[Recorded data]

****************

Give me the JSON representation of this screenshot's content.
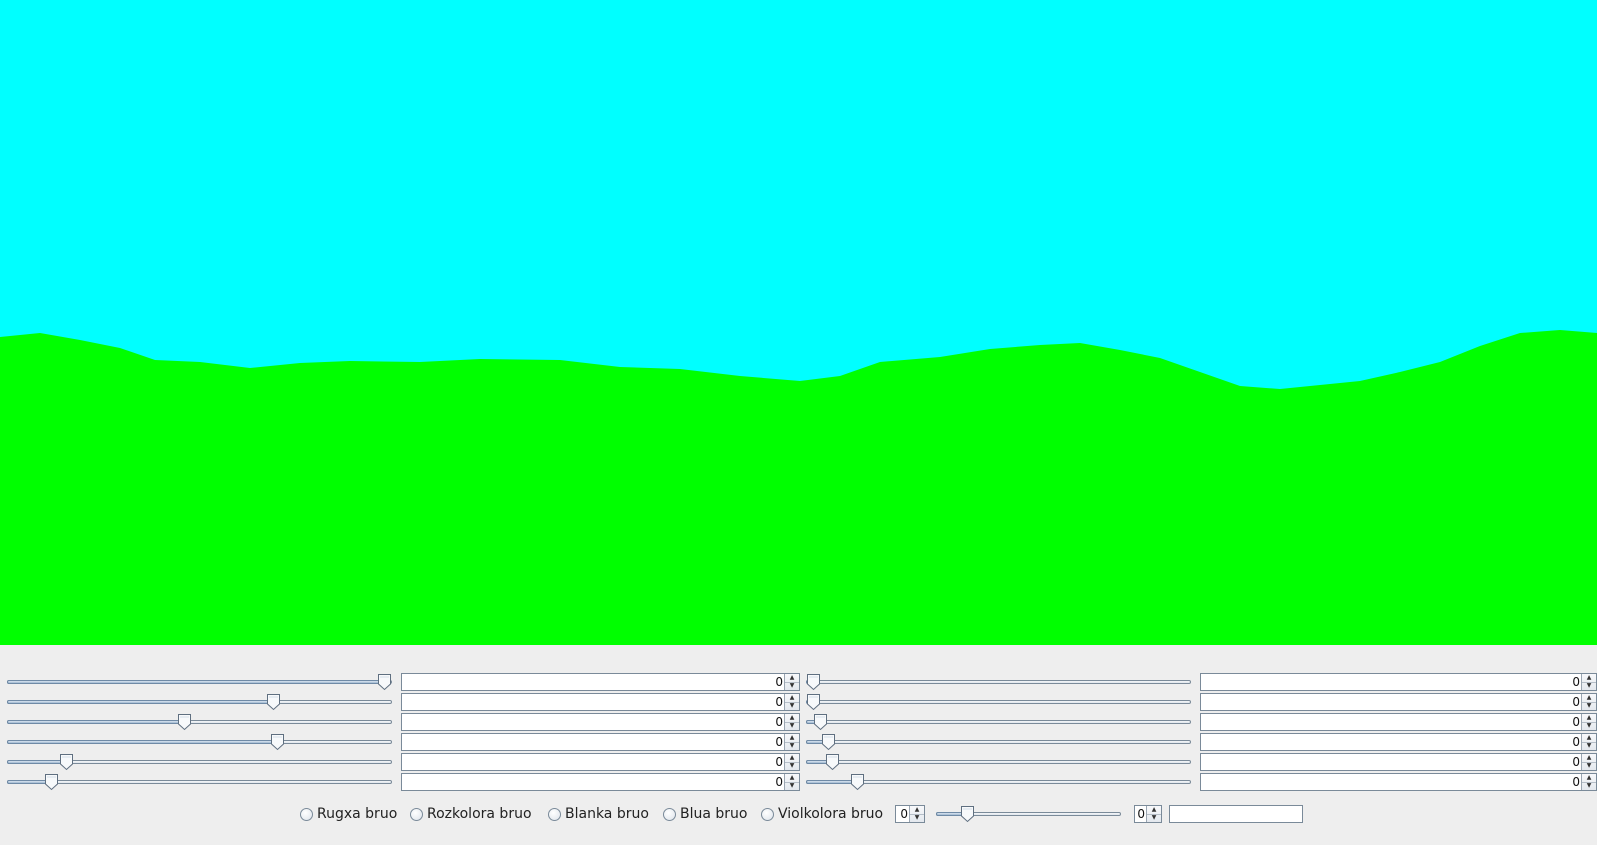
{
  "scene": {
    "sky_color": "#00ffff",
    "ground_color": "#00ff00"
  },
  "left_rows": [
    {
      "slider_value": 1.0,
      "spinner_value": "0"
    },
    {
      "slider_value": 0.7,
      "spinner_value": "0"
    },
    {
      "slider_value": 0.46,
      "spinner_value": "0"
    },
    {
      "slider_value": 0.71,
      "spinner_value": "0"
    },
    {
      "slider_value": 0.14,
      "spinner_value": "0"
    },
    {
      "slider_value": 0.1,
      "spinner_value": "0"
    }
  ],
  "right_rows": [
    {
      "slider_value": 0.0,
      "spinner_value": "0"
    },
    {
      "slider_value": 0.0,
      "spinner_value": "0"
    },
    {
      "slider_value": 0.02,
      "spinner_value": "0"
    },
    {
      "slider_value": 0.04,
      "spinner_value": "0"
    },
    {
      "slider_value": 0.05,
      "spinner_value": "0"
    },
    {
      "slider_value": 0.12,
      "spinner_value": "0"
    }
  ],
  "noise_options": [
    {
      "label": "Rugxa bruo",
      "selected": false
    },
    {
      "label": "Rozkolora bruo",
      "selected": false
    },
    {
      "label": "Blanka bruo",
      "selected": false
    },
    {
      "label": "Blua bruo",
      "selected": false
    },
    {
      "label": "Violkolora bruo",
      "selected": false
    }
  ],
  "bottom": {
    "spinner1_value": "0",
    "slider_value": 0.14,
    "spinner2_value": "0",
    "text_value": ""
  },
  "icons": {
    "spinner_up": "up-arrow-icon",
    "spinner_down": "down-arrow-icon"
  }
}
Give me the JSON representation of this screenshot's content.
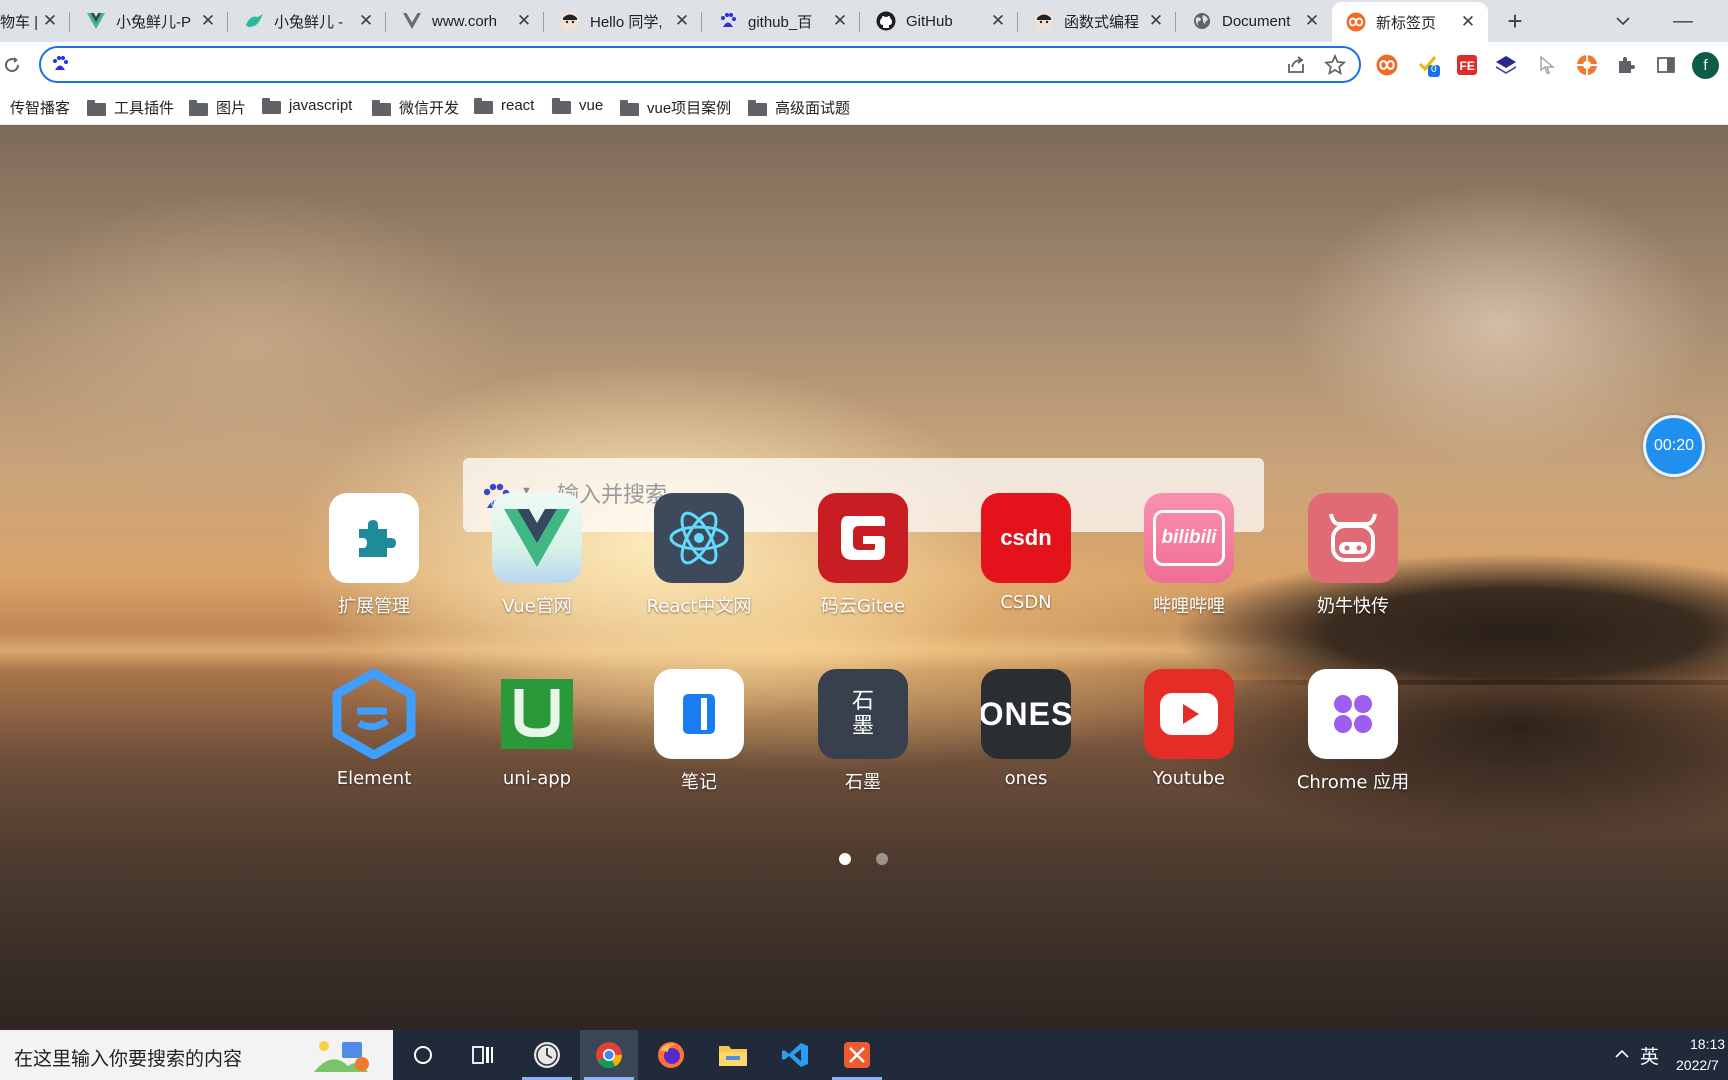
{
  "tabs": [
    {
      "title": "物车 |",
      "icon": "page-icon"
    },
    {
      "title": "小兔鲜儿-P",
      "icon": "vue-logo-icon"
    },
    {
      "title": "小兔鲜儿 -",
      "icon": "rabbit-icon"
    },
    {
      "title": "www.corh",
      "icon": "vue-logo-icon"
    },
    {
      "title": "Hello 同学,",
      "icon": "avatar-icon"
    },
    {
      "title": "github_百",
      "icon": "baidu-paw-icon"
    },
    {
      "title": "GitHub",
      "icon": "github-icon"
    },
    {
      "title": "函数式编程",
      "icon": "avatar-icon"
    },
    {
      "title": "Document",
      "icon": "globe-icon"
    },
    {
      "title": "新标签页",
      "icon": "infinity-icon",
      "active": true
    }
  ],
  "toolbar": {
    "omnibox_value": "",
    "extensions": [
      "infinity-icon",
      "check-badge-icon",
      "fe-icon",
      "layers-icon",
      "cursor-icon",
      "orange-ext-icon",
      "puzzle-icon",
      "sidepanel-icon"
    ],
    "badge_count": "0",
    "profile_initial": "f"
  },
  "bookmarks": [
    {
      "label": "传智播客",
      "folder": false
    },
    {
      "label": "工具插件",
      "folder": true
    },
    {
      "label": "图片",
      "folder": true
    },
    {
      "label": "javascript",
      "folder": true
    },
    {
      "label": "微信开发",
      "folder": true
    },
    {
      "label": "react",
      "folder": true
    },
    {
      "label": "vue",
      "folder": true
    },
    {
      "label": "vue项目案例",
      "folder": true
    },
    {
      "label": "高级面试题",
      "folder": true
    }
  ],
  "search": {
    "placeholder": "输入并搜索...",
    "engine": "baidu"
  },
  "apps": [
    {
      "label": "扩展管理",
      "icon": "puzzle-icon",
      "bg": "#ffffff"
    },
    {
      "label": "Vue官网",
      "icon": "vue-logo-icon",
      "bg": "#e9f7f1"
    },
    {
      "label": "React中文网",
      "icon": "react-atom-icon",
      "bg": "#3d4a5c"
    },
    {
      "label": "码云Gitee",
      "icon": "gitee-icon",
      "bg": "#c71d23"
    },
    {
      "label": "CSDN",
      "icon": "csdn-icon",
      "bg": "#e4131b",
      "text": "csdn"
    },
    {
      "label": "哔哩哔哩",
      "icon": "bilibili-icon",
      "bg": "#f07fa0",
      "text": "bilibili"
    },
    {
      "label": "奶牛快传",
      "icon": "cow-icon",
      "bg": "#e06b74"
    },
    {
      "label": "Element",
      "icon": "element-hexagon-icon",
      "bg": "transparent"
    },
    {
      "label": "uni-app",
      "icon": "uniapp-icon",
      "bg": "transparent"
    },
    {
      "label": "笔记",
      "icon": "notes-icon",
      "bg": "#ffffff"
    },
    {
      "label": "石墨",
      "icon": "shimo-icon",
      "bg": "#37404c",
      "text": "石\n墨"
    },
    {
      "label": "ones",
      "icon": "ones-icon",
      "bg": "#2a2e33",
      "text": "ONES"
    },
    {
      "label": "Youtube",
      "icon": "youtube-play-icon",
      "bg": "#e52d27"
    },
    {
      "label": "Chrome 应用",
      "icon": "apps-grid-icon",
      "bg": "#ffffff"
    }
  ],
  "pager": {
    "pages": 2,
    "current": 1
  },
  "timer": {
    "text": "00:20"
  },
  "taskbar": {
    "search_placeholder": "在这里输入你要搜索的内容",
    "apps": [
      "cortana-icon",
      "task-view-icon",
      "clock-app-icon",
      "chrome-icon",
      "firefox-icon",
      "file-explorer-icon",
      "vscode-icon",
      "xmind-icon"
    ],
    "ime": "英",
    "time": "18:13",
    "date": "2022/7"
  },
  "colors": {
    "accent": "#1a73e8",
    "tabstrip": "#dee1e6",
    "taskbar": "#202a3a"
  }
}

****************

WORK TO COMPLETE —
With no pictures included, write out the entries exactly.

EXERCISE ANSWER —
Give me the JSON representation of this screenshot's content.
{
  "scene": {
    "sky_color": "#00ffff",
    "ground_color": "#00ff00"
  },
  "left_rows": [
    {
      "slider_value": 1.0,
      "spinner_value": "0"
    },
    {
      "slider_value": 0.7,
      "spinner_value": "0"
    },
    {
      "slider_value": 0.46,
      "spinner_value": "0"
    },
    {
      "slider_value": 0.71,
      "spinner_value": "0"
    },
    {
      "slider_value": 0.14,
      "spinner_value": "0"
    },
    {
      "slider_value": 0.1,
      "spinner_value": "0"
    }
  ],
  "right_rows": [
    {
      "slider_value": 0.0,
      "spinner_value": "0"
    },
    {
      "slider_value": 0.0,
      "spinner_value": "0"
    },
    {
      "slider_value": 0.02,
      "spinner_value": "0"
    },
    {
      "slider_value": 0.04,
      "spinner_value": "0"
    },
    {
      "slider_value": 0.05,
      "spinner_value": "0"
    },
    {
      "slider_value": 0.12,
      "spinner_value": "0"
    }
  ],
  "noise_options": [
    {
      "label": "Rugxa bruo",
      "selected": false
    },
    {
      "label": "Rozkolora bruo",
      "selected": false
    },
    {
      "label": "Blanka bruo",
      "selected": false
    },
    {
      "label": "Blua bruo",
      "selected": false
    },
    {
      "label": "Violkolora bruo",
      "selected": false
    }
  ],
  "bottom": {
    "spinner1_value": "0",
    "slider_value": 0.14,
    "spinner2_value": "0",
    "text_value": ""
  },
  "icons": {
    "spinner_up": "up-arrow-icon",
    "spinner_down": "down-arrow-icon"
  }
}
Give me the JSON representation of this screenshot's content.
{
  "tabs": [
    {
      "title": "物车 |",
      "icon": "page-icon"
    },
    {
      "title": "小兔鲜儿-P",
      "icon": "vue-logo-icon"
    },
    {
      "title": "小兔鲜儿 -",
      "icon": "rabbit-icon"
    },
    {
      "title": "www.corh",
      "icon": "vue-logo-icon"
    },
    {
      "title": "Hello 同学,",
      "icon": "avatar-icon"
    },
    {
      "title": "github_百",
      "icon": "baidu-paw-icon"
    },
    {
      "title": "GitHub",
      "icon": "github-icon"
    },
    {
      "title": "函数式编程",
      "icon": "avatar-icon"
    },
    {
      "title": "Document",
      "icon": "globe-icon"
    },
    {
      "title": "新标签页",
      "icon": "infinity-icon",
      "active": true
    }
  ],
  "toolbar": {
    "omnibox_value": "",
    "extensions": [
      "infinity-icon",
      "check-badge-icon",
      "fe-icon",
      "layers-icon",
      "cursor-icon",
      "orange-ext-icon",
      "puzzle-icon",
      "sidepanel-icon"
    ],
    "badge_count": "0",
    "profile_initial": "f"
  },
  "bookmarks": [
    {
      "label": "传智播客",
      "folder": false
    },
    {
      "label": "工具插件",
      "folder": true
    },
    {
      "label": "图片",
      "folder": true
    },
    {
      "label": "javascript",
      "folder": true
    },
    {
      "label": "微信开发",
      "folder": true
    },
    {
      "label": "react",
      "folder": true
    },
    {
      "label": "vue",
      "folder": true
    },
    {
      "label": "vue项目案例",
      "folder": true
    },
    {
      "label": "高级面试题",
      "folder": true
    }
  ],
  "search": {
    "placeholder": "输入并搜索...",
    "engine": "baidu"
  },
  "apps": [
    {
      "label": "扩展管理",
      "icon": "puzzle-icon",
      "bg": "#ffffff"
    },
    {
      "label": "Vue官网",
      "icon": "vue-logo-icon",
      "bg": "#e9f7f1"
    },
    {
      "label": "React中文网",
      "icon": "react-atom-icon",
      "bg": "#3d4a5c"
    },
    {
      "label": "码云Gitee",
      "icon": "gitee-icon",
      "bg": "#c71d23"
    },
    {
      "label": "CSDN",
      "icon": "csdn-icon",
      "bg": "#e4131b",
      "text": "csdn"
    },
    {
      "label": "哔哩哔哩",
      "icon": "bilibili-icon",
      "bg": "#f07fa0",
      "text": "bilibili"
    },
    {
      "label": "奶牛快传",
      "icon": "cow-icon",
      "bg": "#e06b74"
    },
    {
      "label": "Element",
      "icon": "element-hexagon-icon",
      "bg": "transparent"
    },
    {
      "label": "uni-app",
      "icon": "uniapp-icon",
      "bg": "transparent"
    },
    {
      "label": "笔记",
      "icon": "notes-icon",
      "bg": "#ffffff"
    },
    {
      "label": "石墨",
      "icon": "shimo-icon",
      "bg": "#37404c",
      "text": "石\n墨"
    },
    {
      "label": "ones",
      "icon": "ones-icon",
      "bg": "#2a2e33",
      "text": "ONES"
    },
    {
      "label": "Youtube",
      "icon": "youtube-play-icon",
      "bg": "#e52d27"
    },
    {
      "label": "Chrome 应用",
      "icon": "apps-grid-icon",
      "bg": "#ffffff"
    }
  ],
  "pager": {
    "pages": 2,
    "current": 1
  },
  "timer": {
    "text": "00:20"
  },
  "taskbar": {
    "search_placeholder": "在这里输入你要搜索的内容",
    "apps": [
      "cortana-icon",
      "task-view-icon",
      "clock-app-icon",
      "chrome-icon",
      "firefox-icon",
      "file-explorer-icon",
      "vscode-icon",
      "xmind-icon"
    ],
    "ime": "英",
    "time": "18:13",
    "date": "2022/7"
  },
  "colors": {
    "accent": "#1a73e8",
    "tabstrip": "#dee1e6",
    "taskbar": "#202a3a"
  }
}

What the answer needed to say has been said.